- [Work request]: Every line below should be repeated exactly.

- [The records]:

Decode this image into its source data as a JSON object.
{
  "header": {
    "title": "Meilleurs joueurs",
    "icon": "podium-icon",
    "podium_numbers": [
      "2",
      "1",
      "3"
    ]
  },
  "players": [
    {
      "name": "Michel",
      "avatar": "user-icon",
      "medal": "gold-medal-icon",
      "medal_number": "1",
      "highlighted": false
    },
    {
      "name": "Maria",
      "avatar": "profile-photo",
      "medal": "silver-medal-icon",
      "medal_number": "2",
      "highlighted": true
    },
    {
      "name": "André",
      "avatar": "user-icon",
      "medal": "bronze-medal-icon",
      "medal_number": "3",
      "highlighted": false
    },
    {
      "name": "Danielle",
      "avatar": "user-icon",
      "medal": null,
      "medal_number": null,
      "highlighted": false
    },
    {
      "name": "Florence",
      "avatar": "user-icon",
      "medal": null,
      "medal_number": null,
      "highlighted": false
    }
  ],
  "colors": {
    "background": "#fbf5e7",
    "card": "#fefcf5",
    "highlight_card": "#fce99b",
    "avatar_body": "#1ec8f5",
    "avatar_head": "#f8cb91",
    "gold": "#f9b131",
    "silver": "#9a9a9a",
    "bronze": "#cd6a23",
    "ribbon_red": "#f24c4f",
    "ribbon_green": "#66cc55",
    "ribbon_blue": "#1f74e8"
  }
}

- [Answer section]:
Decode this image into its source data as a JSON object.
{
  "header": {
    "title": "Meilleurs joueurs",
    "icon": "podium-icon",
    "podium_numbers": [
      "2",
      "1",
      "3"
    ]
  },
  "players": [
    {
      "name": "Michel",
      "avatar": "user-icon",
      "medal": "gold-medal-icon",
      "medal_number": "1",
      "highlighted": false
    },
    {
      "name": "Maria",
      "avatar": "profile-photo",
      "medal": "silver-medal-icon",
      "medal_number": "2",
      "highlighted": true
    },
    {
      "name": "André",
      "avatar": "user-icon",
      "medal": "bronze-medal-icon",
      "medal_number": "3",
      "highlighted": false
    },
    {
      "name": "Danielle",
      "avatar": "user-icon",
      "medal": null,
      "medal_number": null,
      "highlighted": false
    },
    {
      "name": "Florence",
      "avatar": "user-icon",
      "medal": null,
      "medal_number": null,
      "highlighted": false
    }
  ],
  "colors": {
    "background": "#fbf5e7",
    "card": "#fefcf5",
    "highlight_card": "#fce99b",
    "avatar_body": "#1ec8f5",
    "avatar_head": "#f8cb91",
    "gold": "#f9b131",
    "silver": "#9a9a9a",
    "bronze": "#cd6a23",
    "ribbon_red": "#f24c4f",
    "ribbon_green": "#66cc55",
    "ribbon_blue": "#1f74e8"
  }
}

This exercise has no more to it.